-- Exercise details --
Please copy every line below that contains the string "this".

-- Information shown --
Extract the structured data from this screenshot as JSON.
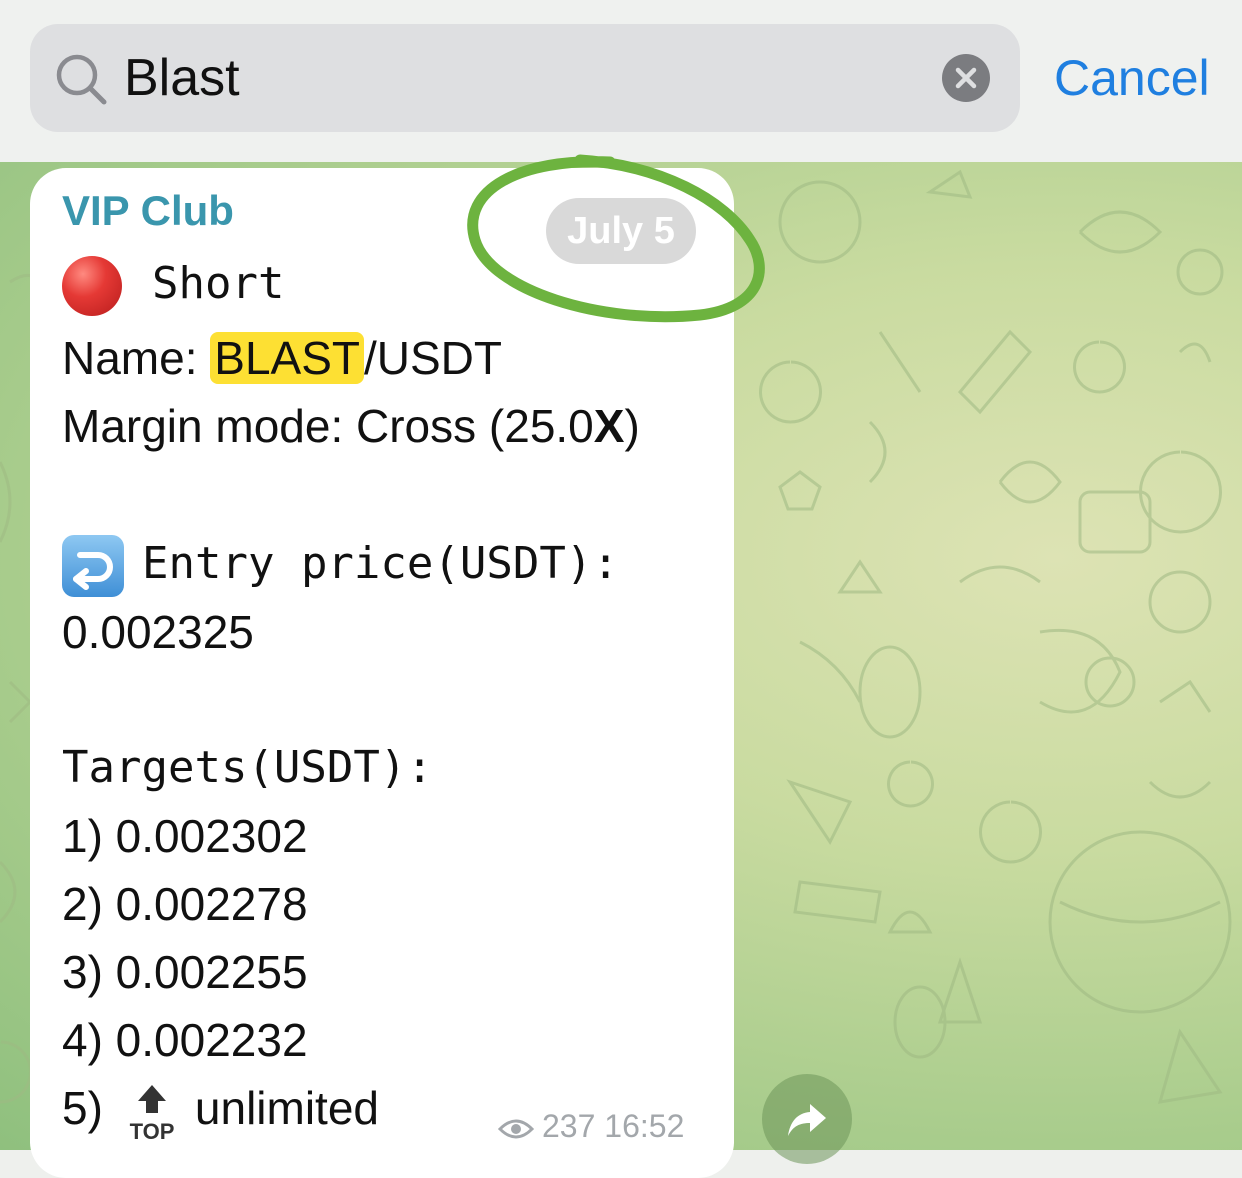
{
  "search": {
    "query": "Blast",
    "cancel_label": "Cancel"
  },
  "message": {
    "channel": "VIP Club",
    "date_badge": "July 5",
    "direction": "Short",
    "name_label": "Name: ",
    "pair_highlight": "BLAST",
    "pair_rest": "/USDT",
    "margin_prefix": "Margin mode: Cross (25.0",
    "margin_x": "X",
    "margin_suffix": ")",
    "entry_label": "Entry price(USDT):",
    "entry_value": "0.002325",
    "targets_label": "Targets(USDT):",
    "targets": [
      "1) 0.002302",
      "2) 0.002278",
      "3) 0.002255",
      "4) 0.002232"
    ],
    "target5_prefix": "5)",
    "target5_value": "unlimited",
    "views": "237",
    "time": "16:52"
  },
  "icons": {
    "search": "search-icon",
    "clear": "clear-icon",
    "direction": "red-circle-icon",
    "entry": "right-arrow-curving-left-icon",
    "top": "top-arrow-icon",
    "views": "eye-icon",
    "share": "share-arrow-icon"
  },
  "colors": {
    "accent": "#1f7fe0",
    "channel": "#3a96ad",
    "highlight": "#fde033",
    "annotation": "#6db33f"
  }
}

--

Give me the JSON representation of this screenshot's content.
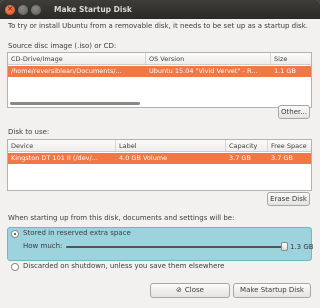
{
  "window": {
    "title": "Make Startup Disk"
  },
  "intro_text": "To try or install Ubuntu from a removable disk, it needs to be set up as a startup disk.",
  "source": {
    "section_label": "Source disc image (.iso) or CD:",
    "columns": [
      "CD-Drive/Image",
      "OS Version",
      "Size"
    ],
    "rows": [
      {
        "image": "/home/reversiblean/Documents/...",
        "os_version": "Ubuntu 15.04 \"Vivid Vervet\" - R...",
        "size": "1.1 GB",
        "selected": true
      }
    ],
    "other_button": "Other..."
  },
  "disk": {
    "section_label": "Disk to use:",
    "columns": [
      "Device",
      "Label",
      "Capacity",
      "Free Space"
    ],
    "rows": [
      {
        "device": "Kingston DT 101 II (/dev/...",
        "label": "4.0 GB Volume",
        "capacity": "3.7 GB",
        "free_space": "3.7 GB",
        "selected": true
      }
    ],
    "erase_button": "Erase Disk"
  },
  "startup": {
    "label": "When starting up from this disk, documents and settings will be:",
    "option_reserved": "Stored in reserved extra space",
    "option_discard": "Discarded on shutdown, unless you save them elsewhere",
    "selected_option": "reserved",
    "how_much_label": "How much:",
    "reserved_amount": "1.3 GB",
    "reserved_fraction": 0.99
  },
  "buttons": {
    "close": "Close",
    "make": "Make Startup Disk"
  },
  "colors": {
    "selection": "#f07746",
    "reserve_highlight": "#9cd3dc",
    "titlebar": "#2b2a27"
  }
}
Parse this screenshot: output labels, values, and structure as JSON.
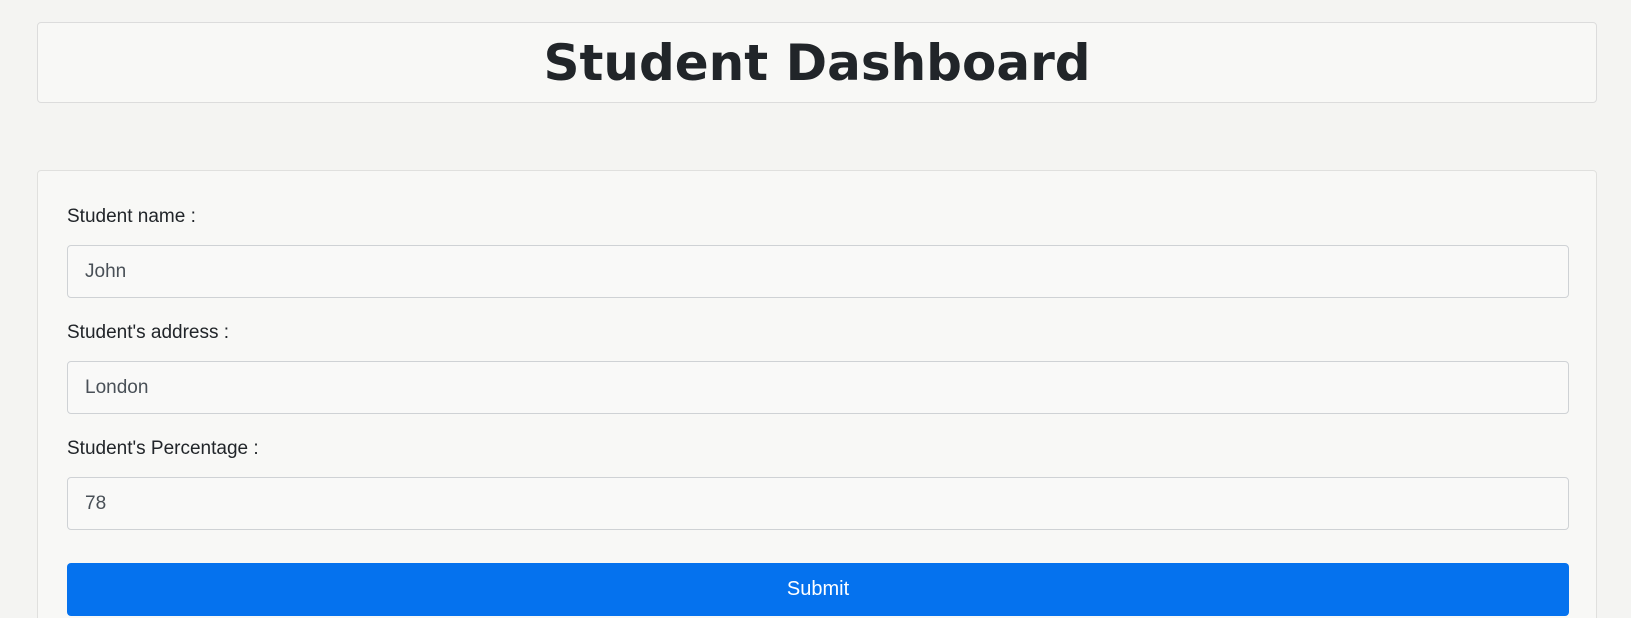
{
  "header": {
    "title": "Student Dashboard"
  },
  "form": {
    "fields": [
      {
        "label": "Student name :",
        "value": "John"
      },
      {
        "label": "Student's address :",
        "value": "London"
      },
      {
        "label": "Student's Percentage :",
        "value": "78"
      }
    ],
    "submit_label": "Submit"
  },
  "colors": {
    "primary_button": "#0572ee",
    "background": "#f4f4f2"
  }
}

-- Solved exercise --
Extract the structured data from this screenshot as JSON.
Give me the JSON representation of this screenshot's content.
    "label": "When starting up from this disk, documents and settings will be:",
Parse this screenshot: output labels, values, and structure as JSON.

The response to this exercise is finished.